I also posit that liberalism is not too radical, but not radical enough. Many liberal #Resistance types aren’t actually serious about political change. They have articulated an anti-Trump position, but have little to say about right-wing foreign policy, deregulation, inequality, voting rights, climate change, and the like. Consider Robert DeNiro’s “Fuck Trump” comment at the Tonys: Cult’s writers would consider that line rude and alienating to Trump supporters. But the real problem is that “Fuck Trump” is not a political doctrine, and thus insufficient to improve things. In this context, American liberalism is more of an affectation, one unable to craft political solutions.
Regarding the extremism of Valerie Solanas: Solanas is a little-known figure, and her doctrine of man-hating doesn’t reflect much about modern-day America. Trump’s far-right politics have caused resistance in many forms, including the “#Resistance” that I personally find insufficient and sometimes even conservative, as well as the resurgent socialist movement. But there really are no SCUM-style gangs of man-murdering women in post-2016 America. The season actually ends with Ally, now a US Senator, revealed as a SCUM devotee after running on platitudes about strong, “nasty women”. Is this something that Ryan Murphy and company actually think could happen? Liberal women turning into murderous man-killing extremists? I will concede any number of flaws in modern left-wing movements, but there’s little evidence that misandry is a major one.
Of course, the above is an analysis of Cult‘s politics. The season itself isn’t too bad, but falls far short of required viewing. If you weren’t interested in the series or horror before, Cult probably won’t win you over. It’s got the usual over-the-top AHS blend of gore porn, genuine suspense, and occasionally interesting characters who act with extreme violence. It’s genuinely spooky at first, though once the identities of the clown/cult members are revealed, the season becomes more darkly comedic than actually scary.

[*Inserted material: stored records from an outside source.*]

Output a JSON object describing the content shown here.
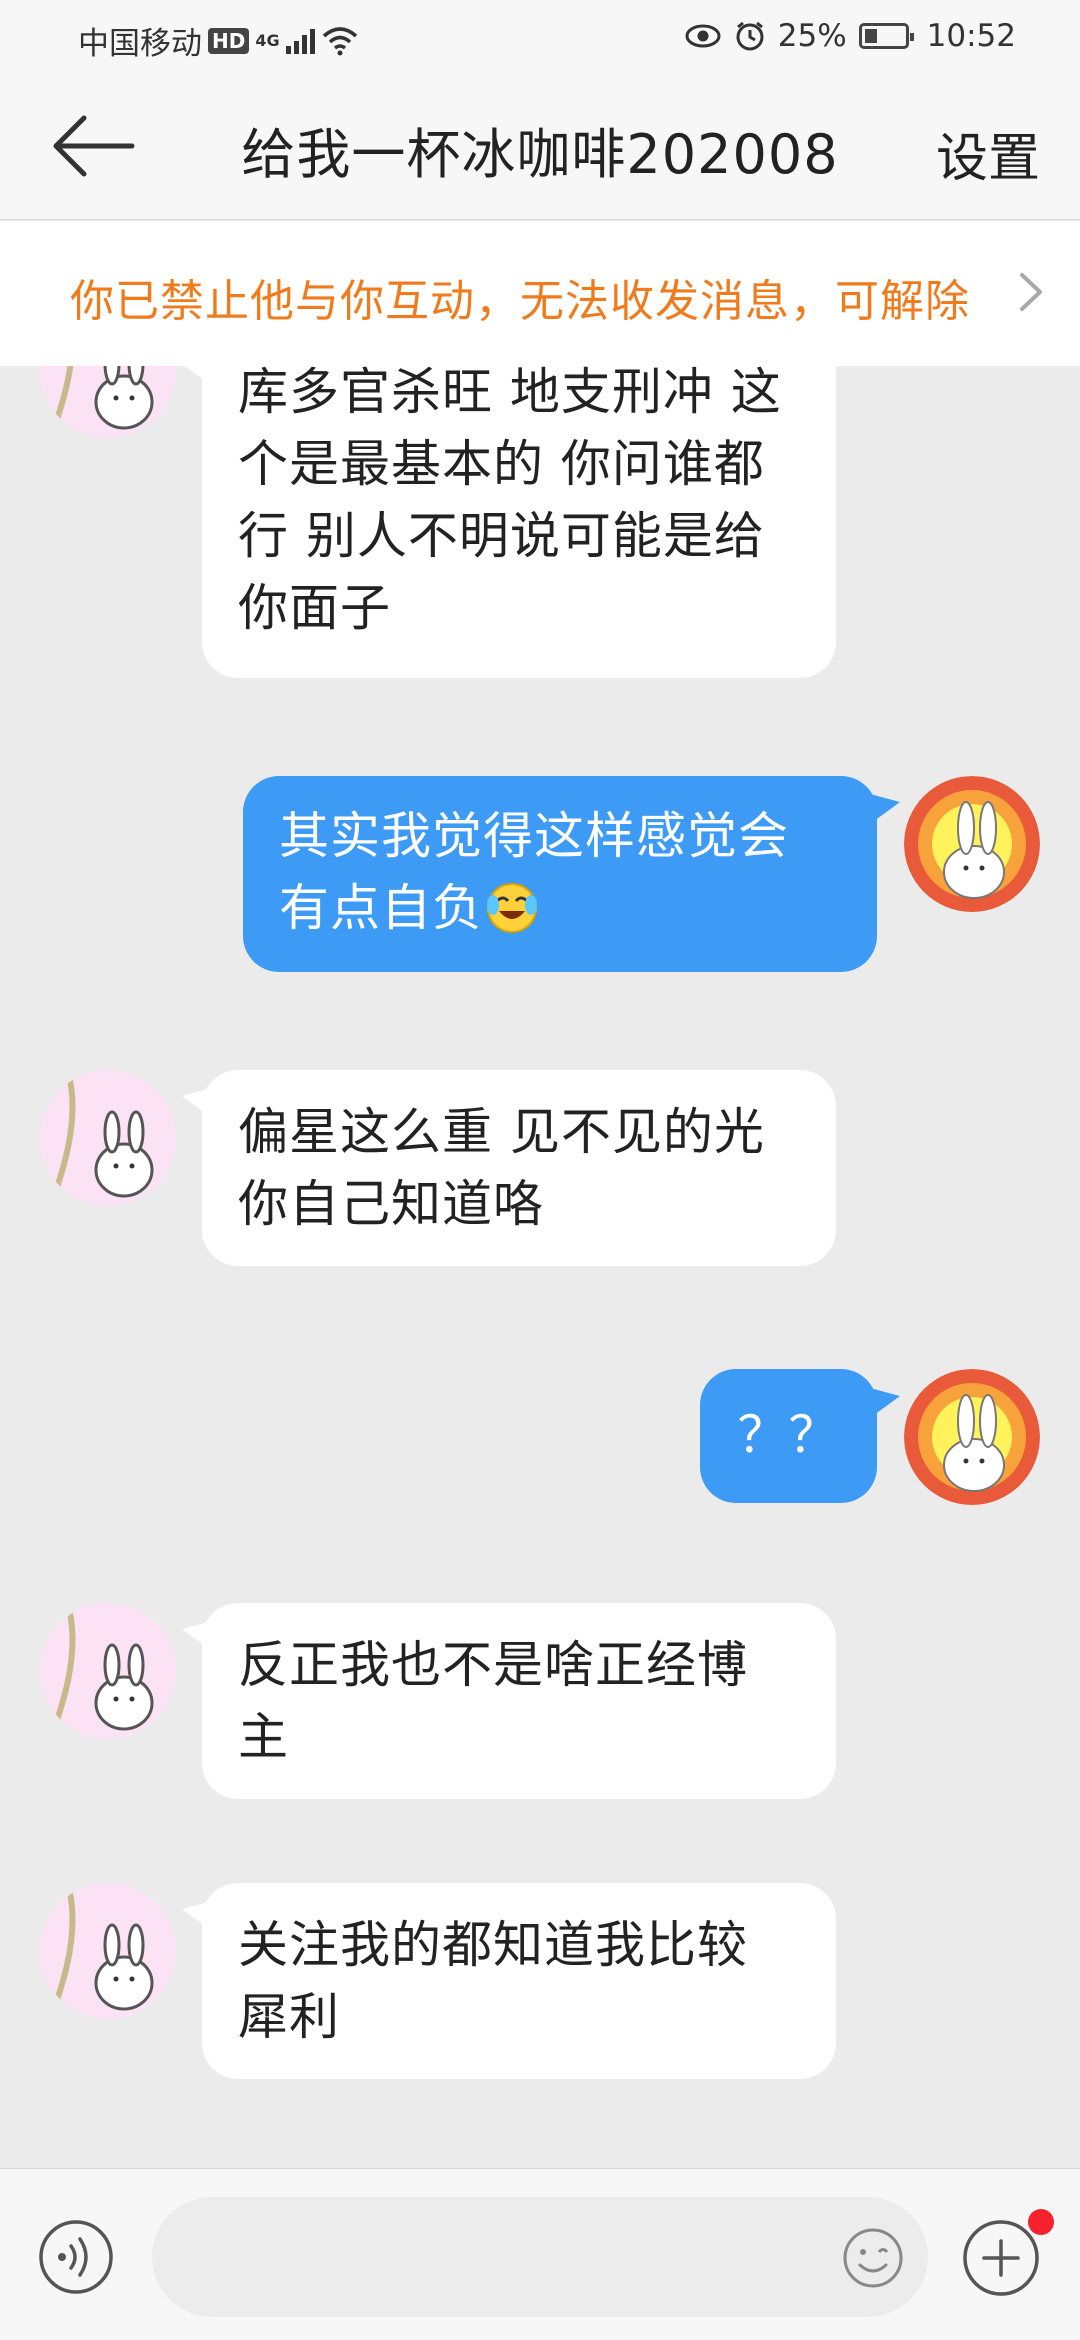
{
  "status_bar": {
    "carrier": "中国移动",
    "hd": "HD",
    "network": "4G",
    "battery": "25%",
    "time": "10:52",
    "icons": [
      "eye-icon",
      "alarm-icon",
      "wifi-icon",
      "signal-icon",
      "battery-icon"
    ]
  },
  "header": {
    "title": "给我一杯冰咖啡202008",
    "settings_label": "设置"
  },
  "banner": {
    "text": "你已禁止他与你互动，无法收发消息，可解除"
  },
  "messages": [
    {
      "from": "other",
      "lines": [
        "库多官杀旺 地支刑冲 这",
        "个是最基本的 你问谁都",
        "行 别人不明说可能是给",
        "你面子"
      ]
    },
    {
      "from": "me",
      "lines": [
        "其实我觉得这样感觉会",
        "有点自负"
      ],
      "emoji": "laughing-tears-emoji"
    },
    {
      "from": "other",
      "lines": [
        "偏星这么重 见不见的光",
        "你自己知道咯"
      ]
    },
    {
      "from": "me",
      "lines": [
        "？？"
      ]
    },
    {
      "from": "other",
      "lines": [
        "反正我也不是啥正经博",
        "主"
      ]
    },
    {
      "from": "other",
      "lines": [
        "关注我的都知道我比较",
        "犀利"
      ]
    }
  ],
  "input_bar": {
    "placeholder": "",
    "icons": [
      "voice-icon",
      "emoji-icon",
      "plus-icon"
    ]
  },
  "colors": {
    "accent_blue": "#3d9bf5",
    "banner_orange": "#f07b1d",
    "notif_red": "#f5222d",
    "chat_bg": "#ebebeb"
  }
}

Kai in particular has some absolutely hilarious moments as he rises politically but deteriorates mentally: At one point he tells his followers the stories of Jim Jones, David Koresh, and Heaven’s Gate founder Marshall Applewhite; In his telling they are all played by Evan Peters; Peters even appears as Jesus and Charles Manson in Kai’s warped imagination. Kai also directs a sex ritual using a hilariously saccharine R&B song.

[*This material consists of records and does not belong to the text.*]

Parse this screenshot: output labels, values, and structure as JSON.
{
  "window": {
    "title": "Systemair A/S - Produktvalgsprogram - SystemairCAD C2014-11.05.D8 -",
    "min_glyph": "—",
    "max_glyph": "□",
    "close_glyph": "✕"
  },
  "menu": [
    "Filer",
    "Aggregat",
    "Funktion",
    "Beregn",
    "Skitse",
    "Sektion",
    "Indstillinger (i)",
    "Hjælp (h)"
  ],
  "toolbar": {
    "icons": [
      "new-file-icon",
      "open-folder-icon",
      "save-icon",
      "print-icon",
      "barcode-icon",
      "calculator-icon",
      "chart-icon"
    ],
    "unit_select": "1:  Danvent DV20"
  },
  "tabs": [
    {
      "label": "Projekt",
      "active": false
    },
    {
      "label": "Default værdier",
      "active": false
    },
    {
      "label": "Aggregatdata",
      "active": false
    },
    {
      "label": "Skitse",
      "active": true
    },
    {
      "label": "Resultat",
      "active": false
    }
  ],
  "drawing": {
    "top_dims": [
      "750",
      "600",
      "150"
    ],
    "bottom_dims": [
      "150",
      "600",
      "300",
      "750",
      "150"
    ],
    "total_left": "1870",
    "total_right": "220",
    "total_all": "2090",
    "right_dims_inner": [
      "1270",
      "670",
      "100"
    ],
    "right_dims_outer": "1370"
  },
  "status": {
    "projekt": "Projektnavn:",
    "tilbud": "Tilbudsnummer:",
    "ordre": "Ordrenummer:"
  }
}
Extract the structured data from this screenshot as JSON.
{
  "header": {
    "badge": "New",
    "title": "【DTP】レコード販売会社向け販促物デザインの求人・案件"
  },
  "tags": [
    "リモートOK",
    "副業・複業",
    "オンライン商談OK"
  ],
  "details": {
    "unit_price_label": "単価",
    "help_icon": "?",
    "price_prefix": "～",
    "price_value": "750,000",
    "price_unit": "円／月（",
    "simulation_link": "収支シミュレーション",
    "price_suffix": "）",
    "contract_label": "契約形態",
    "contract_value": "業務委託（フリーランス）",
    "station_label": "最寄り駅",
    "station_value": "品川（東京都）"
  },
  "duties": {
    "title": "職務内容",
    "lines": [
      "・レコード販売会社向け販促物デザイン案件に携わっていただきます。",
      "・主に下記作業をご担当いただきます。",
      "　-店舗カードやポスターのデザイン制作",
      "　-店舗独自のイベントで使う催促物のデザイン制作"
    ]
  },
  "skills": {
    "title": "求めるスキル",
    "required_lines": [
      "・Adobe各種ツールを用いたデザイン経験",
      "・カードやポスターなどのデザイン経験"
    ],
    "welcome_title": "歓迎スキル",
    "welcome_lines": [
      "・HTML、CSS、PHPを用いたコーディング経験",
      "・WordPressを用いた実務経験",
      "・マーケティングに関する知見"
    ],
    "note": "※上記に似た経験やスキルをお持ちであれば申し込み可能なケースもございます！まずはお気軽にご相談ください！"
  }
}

Towards the end of the season, one of Kai’s followers asks if they are a cult or a political movement. Kai replies that “all politics is a personality cult”. That may sound smart to some in the Trumpian, post-fact moment, but it’s really not. Politics is not clashing personalities but the determination of who gets what, and how collective decision-making works. If discourse becomes more about personality than public welfare, we must bring politics back to reality by enacting policies that actually improve peoples’ lives. I believe our nascent socialist and pro-labor movements embody these policies. If only American Horror Story‘s creators had decided to focus on them instead.